Expect to see more technology supporting touch-free interactions, even more expansion of virtual brands and off-premise sales, consumer-packaged goods coming from more restaurants, social media and Gen Z directing marketing initiatives, and authentically spicy flavors.
Be sure to also check out our predictions for independent restaurants here.
Here are the major trends they see
- Frozen food becomes a hot sell. That has quite a few implications and given the western swing and Gen Z it makes sense.
- Fine Dining changes — Restaurants that never had to-go meals like Canalis, Alinea and more have turned their experiential menus into off-premise adventures.
- Sustainable More Relevant — Panera and Chipotle Mexican Grill, for example, are giving guests guidance on dishes on their respective menus that are better for the planet.
- Dairy products decline — NotMilk is designed to look, smell and taste like cow’s milk but is made from nuts, seeds and grains. It’s not available for foodservice yet, but it is in Whole Foods Markets.
- Virtual Brands – absolutely. Quicker identification means faster transactions.

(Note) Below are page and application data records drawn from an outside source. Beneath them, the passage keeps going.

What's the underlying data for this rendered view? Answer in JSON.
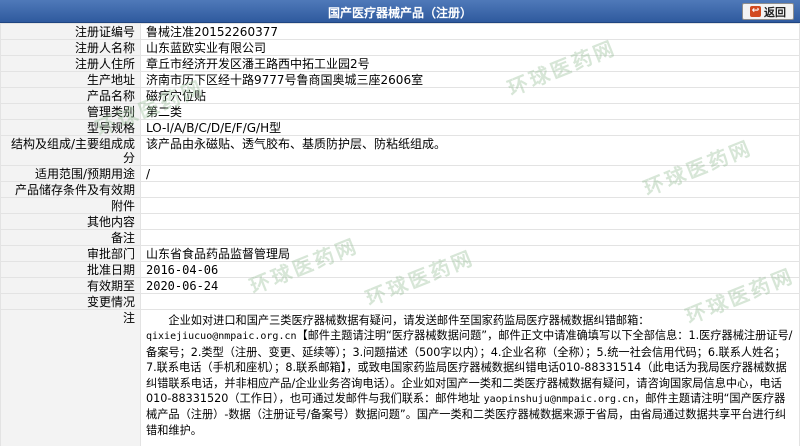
{
  "header": {
    "title": "国产医疗器械产品（注册）",
    "back_label": "返回",
    "back_icon": "back-arrow-icon",
    "accent": "#2f5a9e"
  },
  "rows": [
    {
      "label": "注册证编号",
      "value": "鲁械注准20152260377",
      "mono": false
    },
    {
      "label": "注册人名称",
      "value": "山东蓝欧实业有限公司",
      "mono": false
    },
    {
      "label": "注册人住所",
      "value": "章丘市经济开发区潘王路西中拓工业园2号",
      "mono": false
    },
    {
      "label": "生产地址",
      "value": "济南市历下区经十路9777号鲁商国奥城三座2606室",
      "mono": false
    },
    {
      "label": "产品名称",
      "value": "磁疗穴位贴",
      "mono": false
    },
    {
      "label": "管理类别",
      "value": "第二类",
      "mono": false
    },
    {
      "label": "型号规格",
      "value": "LO-I/A/B/C/D/E/F/G/H型",
      "mono": false
    },
    {
      "label": "结构及组成/主要组成成分",
      "value": "该产品由永磁贴、透气胶布、基质防护层、防粘纸组成。",
      "mono": false
    },
    {
      "label": "适用范围/预期用途",
      "value": "/",
      "mono": false
    },
    {
      "label": "产品储存条件及有效期",
      "value": "",
      "mono": false
    },
    {
      "label": "附件",
      "value": "",
      "mono": false
    },
    {
      "label": "其他内容",
      "value": "",
      "mono": false
    },
    {
      "label": "备注",
      "value": "",
      "mono": false
    },
    {
      "label": "审批部门",
      "value": "山东省食品药品监督管理局",
      "mono": false
    },
    {
      "label": "批准日期",
      "value": "2016-04-06",
      "mono": true
    },
    {
      "label": "有效期至",
      "value": "2020-06-24",
      "mono": true
    },
    {
      "label": "变更情况",
      "value": "",
      "mono": false
    }
  ],
  "note": {
    "label": "注",
    "p1": "企业如对进口和国产三类医疗器械数据有疑问，请发送邮件至国家药监局医疗器械数据纠错邮箱：",
    "email1": "qixiejiucuo@nmpaic.org.cn",
    "p2": "【邮件主题请注明“医疗器械数据问题”，邮件正文中请准确填写以下全部信息：1.医疗器械注册证号/备案号；2.类型（注册、变更、延续等）；3.问题描述（500字以内）；4.企业名称（全称）；5.统一社会信用代码；6.联系人姓名；7.联系电话（手机和座机）；8.联系邮箱】，或致电国家药监局医疗器械数据纠错电话010-88331514（此电话为我局医疗器械数据纠错联系电话，并非相应产品/企业业务咨询电话）。企业如对国产一类和二类医疗器械数据有疑问，请咨询国家局信息中心，电话010-88331520（工作日），也可通过发邮件与我们联系：邮件地址",
    "email2": "yaopinshuju@nmpaic.org.cn",
    "p3": "，邮件主题请注明“国产医疗器械产品（注册）-数据（注册证号/备案号）数据问题”。国产一类和二类医疗器械数据来源于省局，由省局通过数据共享平台进行纠错和维护。"
  },
  "watermark": "环球医药网"
}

Do I search for Brinkers or enter “its just wings”
- Consumer packaged goods from independent restaurants – Momofuku is also selling baseball caps, and fast-casual Native American concept Tocabe, in Denver, is selling t-shirts
- No touching — For limited-service brands, facial recognition technology can be used for touchless payments at kiosks.

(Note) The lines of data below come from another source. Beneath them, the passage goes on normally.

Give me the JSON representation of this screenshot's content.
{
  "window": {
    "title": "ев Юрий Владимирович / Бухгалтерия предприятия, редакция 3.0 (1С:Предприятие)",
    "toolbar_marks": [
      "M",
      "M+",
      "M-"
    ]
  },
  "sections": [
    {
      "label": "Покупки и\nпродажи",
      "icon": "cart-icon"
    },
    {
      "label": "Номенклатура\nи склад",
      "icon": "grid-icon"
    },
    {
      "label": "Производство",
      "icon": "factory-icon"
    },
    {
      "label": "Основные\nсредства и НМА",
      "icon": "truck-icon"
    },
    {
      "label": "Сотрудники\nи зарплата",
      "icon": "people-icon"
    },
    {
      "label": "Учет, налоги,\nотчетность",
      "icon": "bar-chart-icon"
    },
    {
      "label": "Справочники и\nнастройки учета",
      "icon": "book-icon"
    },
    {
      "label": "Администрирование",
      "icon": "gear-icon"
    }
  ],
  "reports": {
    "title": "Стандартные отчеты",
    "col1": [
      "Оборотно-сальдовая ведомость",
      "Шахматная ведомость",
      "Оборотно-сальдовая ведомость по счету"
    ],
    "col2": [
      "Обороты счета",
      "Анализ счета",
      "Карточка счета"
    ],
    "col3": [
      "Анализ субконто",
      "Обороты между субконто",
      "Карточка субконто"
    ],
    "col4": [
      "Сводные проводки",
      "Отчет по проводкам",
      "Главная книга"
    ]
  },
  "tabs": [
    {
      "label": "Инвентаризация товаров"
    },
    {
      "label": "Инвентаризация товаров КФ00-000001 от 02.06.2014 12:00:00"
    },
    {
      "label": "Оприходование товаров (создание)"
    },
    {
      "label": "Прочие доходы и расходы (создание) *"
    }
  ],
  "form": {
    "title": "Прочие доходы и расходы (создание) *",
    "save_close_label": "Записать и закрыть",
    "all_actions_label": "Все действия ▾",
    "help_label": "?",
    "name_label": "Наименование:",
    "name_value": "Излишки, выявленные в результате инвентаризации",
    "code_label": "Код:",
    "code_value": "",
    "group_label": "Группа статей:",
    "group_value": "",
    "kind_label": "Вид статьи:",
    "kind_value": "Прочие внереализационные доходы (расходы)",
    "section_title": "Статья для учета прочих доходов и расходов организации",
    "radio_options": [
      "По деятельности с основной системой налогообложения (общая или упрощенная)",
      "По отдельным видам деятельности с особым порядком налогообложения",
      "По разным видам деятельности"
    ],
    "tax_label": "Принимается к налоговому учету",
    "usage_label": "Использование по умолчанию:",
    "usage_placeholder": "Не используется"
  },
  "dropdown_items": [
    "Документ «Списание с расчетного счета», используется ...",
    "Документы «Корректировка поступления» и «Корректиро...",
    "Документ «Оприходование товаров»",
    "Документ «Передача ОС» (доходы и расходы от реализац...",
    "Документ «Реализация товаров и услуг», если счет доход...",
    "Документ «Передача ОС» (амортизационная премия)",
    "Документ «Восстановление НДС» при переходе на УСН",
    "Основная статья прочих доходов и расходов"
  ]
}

- Spicier Food — When Dunkin’ is selling doughnuts with icing laced with ghost peppers and cayenne that’s spicy enough to make some people’s ears ring, you know that really spicy food has truly gone mainstream.
- the great outdoors and pedestrian-friendly zones — Many cities have temporarily turned their downtown streets into pedestrian-only zones to give struggling restaurants more space for outside dining.